Extracted data START
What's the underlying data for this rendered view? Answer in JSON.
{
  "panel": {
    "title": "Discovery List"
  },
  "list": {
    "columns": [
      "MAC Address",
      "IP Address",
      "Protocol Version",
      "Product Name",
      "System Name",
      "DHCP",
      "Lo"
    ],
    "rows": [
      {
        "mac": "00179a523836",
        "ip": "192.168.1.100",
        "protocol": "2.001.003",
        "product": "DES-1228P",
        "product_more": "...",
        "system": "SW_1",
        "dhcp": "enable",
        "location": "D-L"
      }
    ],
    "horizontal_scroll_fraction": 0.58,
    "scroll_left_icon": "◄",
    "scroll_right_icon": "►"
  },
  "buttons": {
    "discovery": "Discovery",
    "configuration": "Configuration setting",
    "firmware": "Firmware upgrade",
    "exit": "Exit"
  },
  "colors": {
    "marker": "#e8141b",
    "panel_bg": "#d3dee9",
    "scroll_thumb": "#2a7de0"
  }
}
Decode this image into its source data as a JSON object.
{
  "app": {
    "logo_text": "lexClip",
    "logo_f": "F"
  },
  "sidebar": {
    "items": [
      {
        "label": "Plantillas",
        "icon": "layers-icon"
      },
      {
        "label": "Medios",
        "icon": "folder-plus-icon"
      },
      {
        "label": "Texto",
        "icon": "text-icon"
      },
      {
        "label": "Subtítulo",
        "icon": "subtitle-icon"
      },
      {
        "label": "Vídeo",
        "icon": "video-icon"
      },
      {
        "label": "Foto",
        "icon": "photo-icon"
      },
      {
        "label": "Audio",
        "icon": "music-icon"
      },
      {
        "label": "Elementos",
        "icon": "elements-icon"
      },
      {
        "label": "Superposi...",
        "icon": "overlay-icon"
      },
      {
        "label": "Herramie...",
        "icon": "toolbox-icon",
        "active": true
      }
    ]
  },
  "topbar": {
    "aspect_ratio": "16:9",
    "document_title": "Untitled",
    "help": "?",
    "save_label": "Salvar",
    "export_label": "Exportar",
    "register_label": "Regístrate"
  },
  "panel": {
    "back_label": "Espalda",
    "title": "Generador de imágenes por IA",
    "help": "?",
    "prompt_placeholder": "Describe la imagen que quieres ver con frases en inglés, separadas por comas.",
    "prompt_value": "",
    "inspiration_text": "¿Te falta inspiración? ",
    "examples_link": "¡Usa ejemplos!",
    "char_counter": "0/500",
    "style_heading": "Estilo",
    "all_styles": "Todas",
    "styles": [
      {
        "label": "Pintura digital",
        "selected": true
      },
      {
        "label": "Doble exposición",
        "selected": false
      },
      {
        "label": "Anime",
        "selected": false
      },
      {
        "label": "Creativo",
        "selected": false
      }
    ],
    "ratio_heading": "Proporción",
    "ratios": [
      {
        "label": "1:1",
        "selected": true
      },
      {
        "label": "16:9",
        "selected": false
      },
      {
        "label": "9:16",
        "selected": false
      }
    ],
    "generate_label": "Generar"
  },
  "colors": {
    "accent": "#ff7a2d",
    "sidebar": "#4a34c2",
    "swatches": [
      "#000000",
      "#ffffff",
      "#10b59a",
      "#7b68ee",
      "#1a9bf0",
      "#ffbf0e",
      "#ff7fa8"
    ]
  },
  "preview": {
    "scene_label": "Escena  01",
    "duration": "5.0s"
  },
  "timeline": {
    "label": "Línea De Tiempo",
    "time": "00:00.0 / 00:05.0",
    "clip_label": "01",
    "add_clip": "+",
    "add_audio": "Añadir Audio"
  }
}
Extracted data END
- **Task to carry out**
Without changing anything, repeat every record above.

- **Written reply**
What's the underlying data for this rendered view? Answer in JSON.
{
  "panel": {
    "title": "Discovery List"
  },
  "list": {
    "columns": [
      "MAC Address",
      "IP Address",
      "Protocol Version",
      "Product Name",
      "System Name",
      "DHCP",
      "Lo"
    ],
    "rows": [
      {
        "mac": "00179a523836",
        "ip": "192.168.1.100",
        "protocol": "2.001.003",
        "product": "DES-1228P",
        "product_more": "...",
        "system": "SW_1",
        "dhcp": "enable",
        "location": "D-L"
      }
    ],
    "horizontal_scroll_fraction": 0.58,
    "scroll_left_icon": "◄",
    "scroll_right_icon": "►"
  },
  "buttons": {
    "discovery": "Discovery",
    "configuration": "Configuration setting",
    "firmware": "Firmware upgrade",
    "exit": "Exit"
  },
  "colors": {
    "marker": "#e8141b",
    "panel_bg": "#d3dee9",
    "scroll_thumb": "#2a7de0"
  }
}
Decode this image into its source data as a JSON object.
{
  "app": {
    "logo_text": "lexClip",
    "logo_f": "F"
  },
  "sidebar": {
    "items": [
      {
        "label": "Plantillas",
        "icon": "layers-icon"
      },
      {
        "label": "Medios",
        "icon": "folder-plus-icon"
      },
      {
        "label": "Texto",
        "icon": "text-icon"
      },
      {
        "label": "Subtítulo",
        "icon": "subtitle-icon"
      },
      {
        "label": "Vídeo",
        "icon": "video-icon"
      },
      {
        "label": "Foto",
        "icon": "photo-icon"
      },
      {
        "label": "Audio",
        "icon": "music-icon"
      },
      {
        "label": "Elementos",
        "icon": "elements-icon"
      },
      {
        "label": "Superposi...",
        "icon": "overlay-icon"
      },
      {
        "label": "Herramie...",
        "icon": "toolbox-icon",
        "active": true
      }
    ]
  },
  "topbar": {
    "aspect_ratio": "16:9",
    "document_title": "Untitled",
    "help": "?",
    "save_label": "Salvar",
    "export_label": "Exportar",
    "register_label": "Regístrate"
  },
  "panel": {
    "back_label": "Espalda",
    "title": "Generador de imágenes por IA",
    "help": "?",
    "prompt_placeholder": "Describe la imagen que quieres ver con frases en inglés, separadas por comas.",
    "prompt_value": "",
    "inspiration_text": "¿Te falta inspiración? ",
    "examples_link": "¡Usa ejemplos!",
    "char_counter": "0/500",
    "style_heading": "Estilo",
    "all_styles": "Todas",
    "styles": [
      {
        "label": "Pintura digital",
        "selected": true
      },
      {
        "label": "Doble exposición",
        "selected": false
      },
      {
        "label": "Anime",
        "selected": false
      },
      {
        "label": "Creativo",
        "selected": false
      }
    ],
    "ratio_heading": "Proporción",
    "ratios": [
      {
        "label": "1:1",
        "selected": true
      },
      {
        "label": "16:9",
        "selected": false
      },
      {
        "label": "9:16",
        "selected": false
      }
    ],
    "generate_label": "Generar"
  },
  "colors": {
    "accent": "#ff7a2d",
    "sidebar": "#4a34c2",
    "swatches": [
      "#000000",
      "#ffffff",
      "#10b59a",
      "#7b68ee",
      "#1a9bf0",
      "#ffbf0e",
      "#ff7fa8"
    ]
  },
  "preview": {
    "scene_label": "Escena  01",
    "duration": "5.0s"
  },
  "timeline": {
    "label": "Línea De Tiempo",
    "time": "00:00.0 / 00:05.0",
    "clip_label": "01",
    "add_clip": "+",
    "add_audio": "Añadir Audio"
  }
}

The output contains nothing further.